═══ Input

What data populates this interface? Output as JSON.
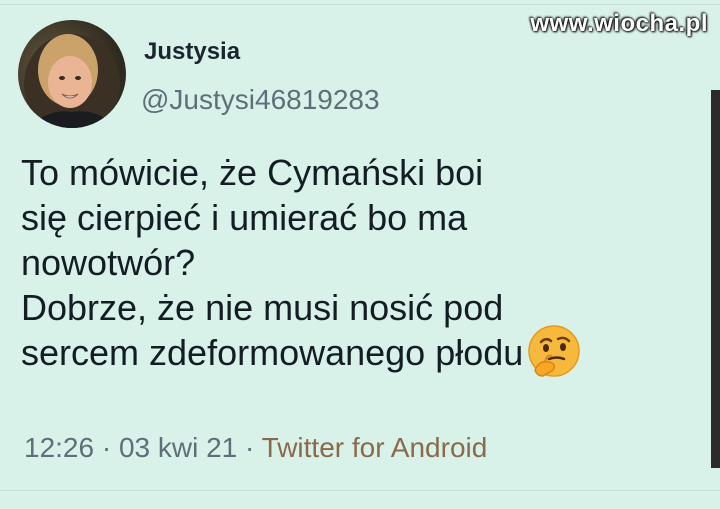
{
  "watermark": "www.wiocha.pl",
  "user": {
    "name": "Justysia",
    "handle": "@Justysi46819283"
  },
  "tweet": {
    "lines": [
      "To mówicie, że Cymański boi",
      "się cierpieć i umierać bo ma",
      "nowotwór?",
      "Dobrze, że nie musi nosić pod",
      "sercem zdeformowanego płodu"
    ],
    "emoji": "thinking-face-icon"
  },
  "meta": {
    "time": "12:26",
    "separator1": " · ",
    "date": "03 kwi 21",
    "separator2": " · ",
    "source": "Twitter for Android"
  },
  "colors": {
    "background": "#d8f2ea",
    "text": "#141c24",
    "secondary": "#5f6f7a",
    "source": "#8a6a4a"
  }
}
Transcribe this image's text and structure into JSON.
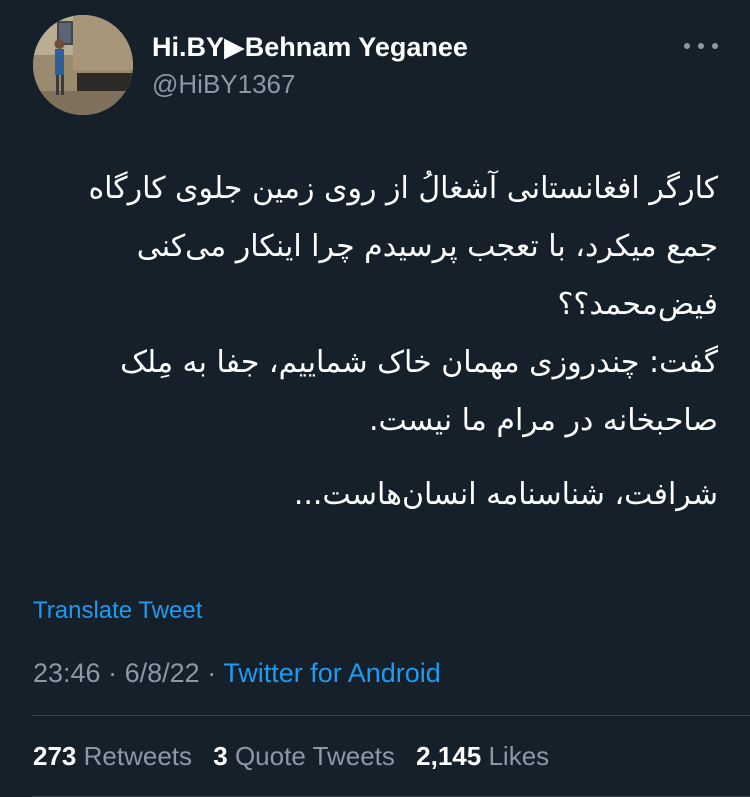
{
  "user": {
    "display_name": "Hi.BY▶Behnam Yeganee",
    "handle": "@HiBY1367"
  },
  "tweet": {
    "paragraphs": [
      "کارگر افغانستانی آشغالُ از روی زمین جلوی کارگاه جمع میکرد، با تعجب پرسیدم چرا اینکار می‌کنی فیض‌محمد؟؟",
      "گفت: چندروزی مهمان خاک شماییم، جفا به مِلک صاحبخانه در مرام ما نیست.",
      "شرافت، شناسنامه انسان‌هاست..."
    ],
    "translate_label": "Translate Tweet",
    "time": "23:46",
    "separator": "·",
    "date": "6/8/22",
    "source": "Twitter for Android"
  },
  "stats": {
    "retweets_count": "273",
    "retweets_label": "Retweets",
    "quotes_count": "3",
    "quotes_label": "Quote Tweets",
    "likes_count": "2,145",
    "likes_label": "Likes"
  },
  "icons": {
    "more": "more-horizontal-icon"
  },
  "colors": {
    "background": "#15202b",
    "accent": "#1d9bf0",
    "secondary_text": "#8b98a5",
    "divider": "#38444d"
  }
}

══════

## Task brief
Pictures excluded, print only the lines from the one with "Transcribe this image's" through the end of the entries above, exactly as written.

## Output of the task
Transcribe this image's text and structure into JSON.
{
  "user": {
    "display_name": "Hi.BY▶Behnam Yeganee",
    "handle": "@HiBY1367"
  },
  "tweet": {
    "paragraphs": [
      "کارگر افغانستانی آشغالُ از روی زمین جلوی کارگاه جمع میکرد، با تعجب پرسیدم چرا اینکار می‌کنی فیض‌محمد؟؟",
      "گفت: چندروزی مهمان خاک شماییم، جفا به مِلک صاحبخانه در مرام ما نیست.",
      "شرافت، شناسنامه انسان‌هاست..."
    ],
    "translate_label": "Translate Tweet",
    "time": "23:46",
    "separator": "·",
    "date": "6/8/22",
    "source": "Twitter for Android"
  },
  "stats": {
    "retweets_count": "273",
    "retweets_label": "Retweets",
    "quotes_count": "3",
    "quotes_label": "Quote Tweets",
    "likes_count": "2,145",
    "likes_label": "Likes"
  },
  "icons": {
    "more": "more-horizontal-icon"
  },
  "colors": {
    "background": "#15202b",
    "accent": "#1d9bf0",
    "secondary_text": "#8b98a5",
    "divider": "#38444d"
  }
}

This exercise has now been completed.